I'm usually pretty good about planning ahead, but occasionally I miss stuff. The three photos below illustrate this.

In the first, look between the two windows on the right and you see the vapor barrier over insulation. In the next, you see paneling up to the window level, the vapor barrier torn aside and me installing 2x2 framework. In the last one, the paneling is done.

What happened is that I had put paneling up just a bit higher than in the second shot and remembered we were going to put our heater (lower left of the second photo) on this wall. Then I wondered what it was going to attach too. Then I got the heater out and read the instructions. Then I started ripping stuff apart to put a framework in place to attach the heater too. Of course it worked out fine, but took time I'd rather have not spent this way.

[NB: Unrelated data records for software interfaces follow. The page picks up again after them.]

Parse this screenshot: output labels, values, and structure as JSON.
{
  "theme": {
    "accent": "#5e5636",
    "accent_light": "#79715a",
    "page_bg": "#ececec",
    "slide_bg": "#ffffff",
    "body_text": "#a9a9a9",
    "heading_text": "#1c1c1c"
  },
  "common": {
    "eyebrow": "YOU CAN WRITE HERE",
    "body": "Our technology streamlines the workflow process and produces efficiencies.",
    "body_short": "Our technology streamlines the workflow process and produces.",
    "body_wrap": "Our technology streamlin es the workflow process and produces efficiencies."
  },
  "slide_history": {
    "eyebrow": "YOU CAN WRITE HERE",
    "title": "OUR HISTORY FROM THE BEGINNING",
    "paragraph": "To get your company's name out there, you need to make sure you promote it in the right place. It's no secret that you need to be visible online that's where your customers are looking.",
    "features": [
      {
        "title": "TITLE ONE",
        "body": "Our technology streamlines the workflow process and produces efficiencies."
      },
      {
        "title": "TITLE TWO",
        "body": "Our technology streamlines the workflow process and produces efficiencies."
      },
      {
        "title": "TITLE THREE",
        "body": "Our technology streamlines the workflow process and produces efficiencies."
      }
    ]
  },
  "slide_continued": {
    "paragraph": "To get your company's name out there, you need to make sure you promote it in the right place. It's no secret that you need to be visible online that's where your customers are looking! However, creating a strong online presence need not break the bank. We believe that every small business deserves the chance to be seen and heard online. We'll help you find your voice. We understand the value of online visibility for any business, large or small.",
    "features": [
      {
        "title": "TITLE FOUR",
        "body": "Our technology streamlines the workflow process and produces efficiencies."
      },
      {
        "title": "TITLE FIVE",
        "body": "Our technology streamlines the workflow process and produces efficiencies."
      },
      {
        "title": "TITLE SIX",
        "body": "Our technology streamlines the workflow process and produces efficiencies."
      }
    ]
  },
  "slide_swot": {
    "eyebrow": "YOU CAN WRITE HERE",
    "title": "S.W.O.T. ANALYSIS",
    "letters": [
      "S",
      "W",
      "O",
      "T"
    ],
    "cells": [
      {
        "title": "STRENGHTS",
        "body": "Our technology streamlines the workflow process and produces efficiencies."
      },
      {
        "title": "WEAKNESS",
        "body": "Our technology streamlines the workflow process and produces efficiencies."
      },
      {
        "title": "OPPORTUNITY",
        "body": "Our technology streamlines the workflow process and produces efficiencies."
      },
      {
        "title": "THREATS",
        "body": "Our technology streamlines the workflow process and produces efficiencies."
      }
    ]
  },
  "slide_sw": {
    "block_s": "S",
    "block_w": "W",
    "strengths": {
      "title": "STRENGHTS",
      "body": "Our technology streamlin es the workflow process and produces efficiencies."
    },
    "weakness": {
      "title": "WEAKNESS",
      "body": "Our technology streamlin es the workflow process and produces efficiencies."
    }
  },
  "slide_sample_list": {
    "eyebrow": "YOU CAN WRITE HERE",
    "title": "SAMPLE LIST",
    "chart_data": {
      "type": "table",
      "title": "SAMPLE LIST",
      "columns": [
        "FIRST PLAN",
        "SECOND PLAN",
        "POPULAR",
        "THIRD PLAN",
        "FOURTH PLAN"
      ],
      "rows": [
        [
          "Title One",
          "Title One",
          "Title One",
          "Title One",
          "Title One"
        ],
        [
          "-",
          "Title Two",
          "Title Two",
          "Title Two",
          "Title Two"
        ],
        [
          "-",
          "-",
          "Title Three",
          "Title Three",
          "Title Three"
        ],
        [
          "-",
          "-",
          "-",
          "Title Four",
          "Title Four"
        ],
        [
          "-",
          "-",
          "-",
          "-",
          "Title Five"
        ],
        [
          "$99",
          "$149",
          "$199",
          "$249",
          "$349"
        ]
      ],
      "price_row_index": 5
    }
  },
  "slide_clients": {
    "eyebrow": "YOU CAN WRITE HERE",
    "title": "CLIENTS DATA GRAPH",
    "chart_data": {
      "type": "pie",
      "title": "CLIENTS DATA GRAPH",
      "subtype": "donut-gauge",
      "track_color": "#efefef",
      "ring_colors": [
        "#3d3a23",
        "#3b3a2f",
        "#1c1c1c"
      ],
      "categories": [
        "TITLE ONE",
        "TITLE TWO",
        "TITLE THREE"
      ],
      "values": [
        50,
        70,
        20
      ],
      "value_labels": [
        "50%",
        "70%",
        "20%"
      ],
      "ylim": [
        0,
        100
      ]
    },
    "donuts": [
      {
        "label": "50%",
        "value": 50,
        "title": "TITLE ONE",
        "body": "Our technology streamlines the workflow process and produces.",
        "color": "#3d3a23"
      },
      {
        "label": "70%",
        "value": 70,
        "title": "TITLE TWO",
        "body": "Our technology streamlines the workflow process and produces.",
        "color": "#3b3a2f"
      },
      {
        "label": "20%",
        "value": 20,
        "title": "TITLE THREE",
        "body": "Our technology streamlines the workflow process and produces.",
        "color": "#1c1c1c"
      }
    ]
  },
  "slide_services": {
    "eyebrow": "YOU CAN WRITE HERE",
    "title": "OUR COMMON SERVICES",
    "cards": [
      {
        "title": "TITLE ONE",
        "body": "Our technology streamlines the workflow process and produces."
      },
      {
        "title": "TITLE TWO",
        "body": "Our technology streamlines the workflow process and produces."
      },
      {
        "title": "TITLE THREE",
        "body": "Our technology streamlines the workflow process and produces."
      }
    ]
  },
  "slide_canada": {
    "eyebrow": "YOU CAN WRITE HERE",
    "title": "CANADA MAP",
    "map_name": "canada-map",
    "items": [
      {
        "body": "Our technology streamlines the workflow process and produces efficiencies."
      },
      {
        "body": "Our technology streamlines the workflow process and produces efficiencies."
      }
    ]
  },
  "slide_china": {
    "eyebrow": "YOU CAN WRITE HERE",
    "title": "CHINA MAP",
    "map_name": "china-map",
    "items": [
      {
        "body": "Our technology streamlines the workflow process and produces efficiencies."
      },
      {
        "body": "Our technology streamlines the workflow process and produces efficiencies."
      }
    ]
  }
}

The thing that is time consuming - besides ripping stuff out and rebuilding it - is cutting all the notches around windows and outlets.

Wednesday, July 15, 2009

Latest update

It is hard to get good photos of the front of the house (the back of the trailer) because of the way our shop is laid out, but here is a pic of some of the detail around the porch area. We have protective cover over the deck boards and don't yet have all the trim in place - notably around the door.

In the picture below you can see 2 4x4s in the foreground that aren't part of the house, but otherwise this should give you an idea of how the front of the house is coming together.

We wanted an insulated box around the wheel wells, so we build a simple 2x4 structure for that, and you can see that we have sealed the edges in most places with foam insulation.

The foam is a VOC free soy based insulation.